Start of Dataset entries

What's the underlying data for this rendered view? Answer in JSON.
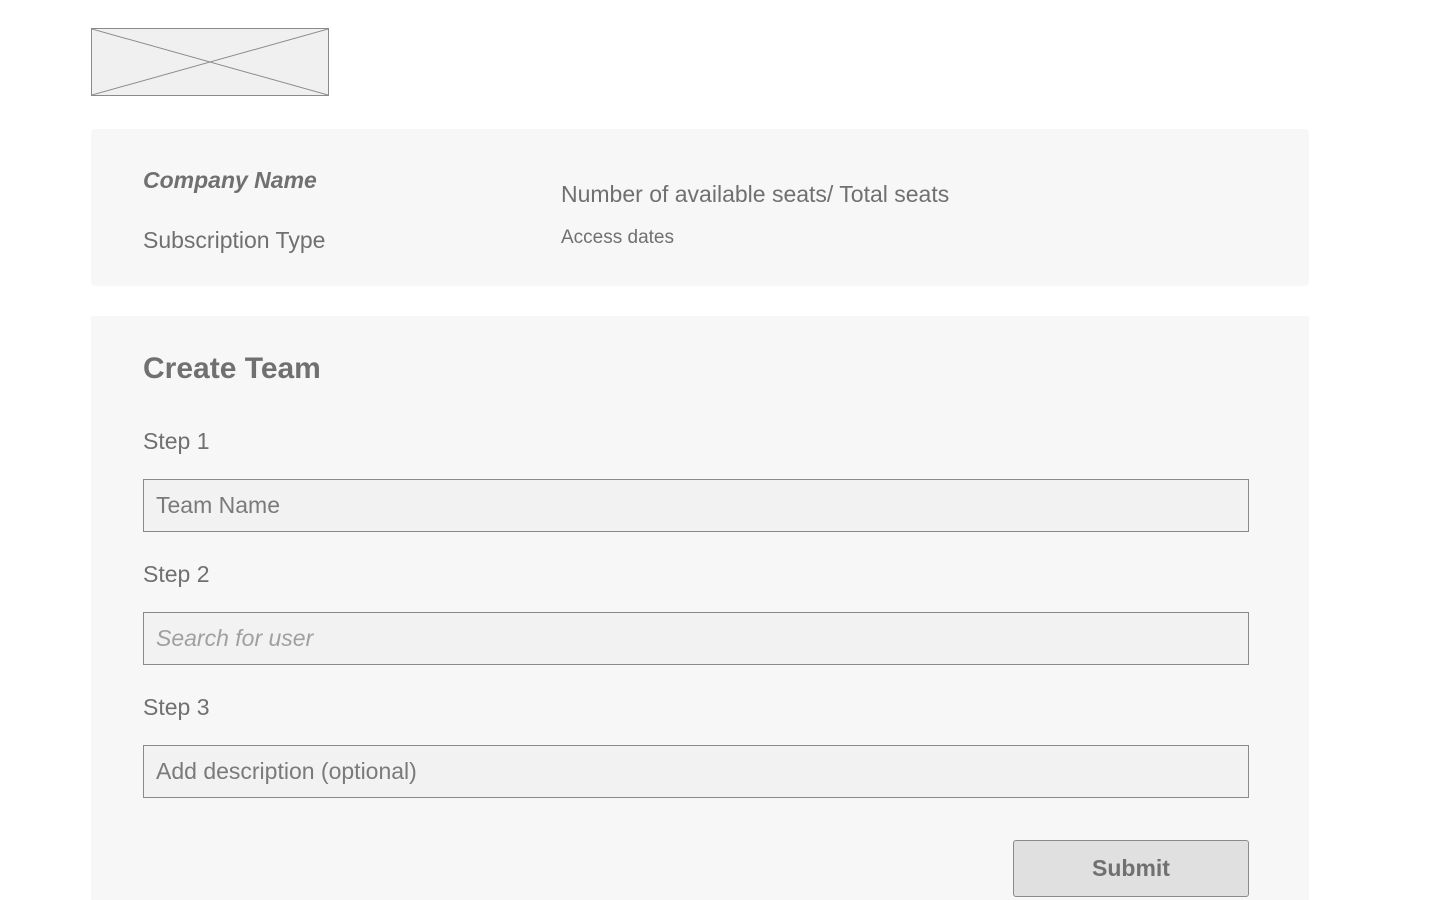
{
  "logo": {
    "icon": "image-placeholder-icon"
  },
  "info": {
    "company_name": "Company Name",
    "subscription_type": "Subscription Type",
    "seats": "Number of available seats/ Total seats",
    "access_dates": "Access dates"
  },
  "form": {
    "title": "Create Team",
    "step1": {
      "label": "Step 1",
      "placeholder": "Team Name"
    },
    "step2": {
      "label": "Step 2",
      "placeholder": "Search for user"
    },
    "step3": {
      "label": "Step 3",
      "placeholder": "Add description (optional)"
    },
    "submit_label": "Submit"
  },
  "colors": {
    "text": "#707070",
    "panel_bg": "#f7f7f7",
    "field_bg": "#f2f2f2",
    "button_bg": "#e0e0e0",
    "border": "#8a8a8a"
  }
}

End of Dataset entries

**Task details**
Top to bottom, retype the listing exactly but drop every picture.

**Answer box**
What's the underlying data for this rendered view? Answer in JSON.
{
  "logo": {
    "icon": "image-placeholder-icon"
  },
  "info": {
    "company_name": "Company Name",
    "subscription_type": "Subscription Type",
    "seats": "Number of available seats/ Total seats",
    "access_dates": "Access dates"
  },
  "form": {
    "title": "Create Team",
    "step1": {
      "label": "Step 1",
      "placeholder": "Team Name"
    },
    "step2": {
      "label": "Step 2",
      "placeholder": "Search for user"
    },
    "step3": {
      "label": "Step 3",
      "placeholder": "Add description (optional)"
    },
    "submit_label": "Submit"
  },
  "colors": {
    "text": "#707070",
    "panel_bg": "#f7f7f7",
    "field_bg": "#f2f2f2",
    "button_bg": "#e0e0e0",
    "border": "#8a8a8a"
  }
}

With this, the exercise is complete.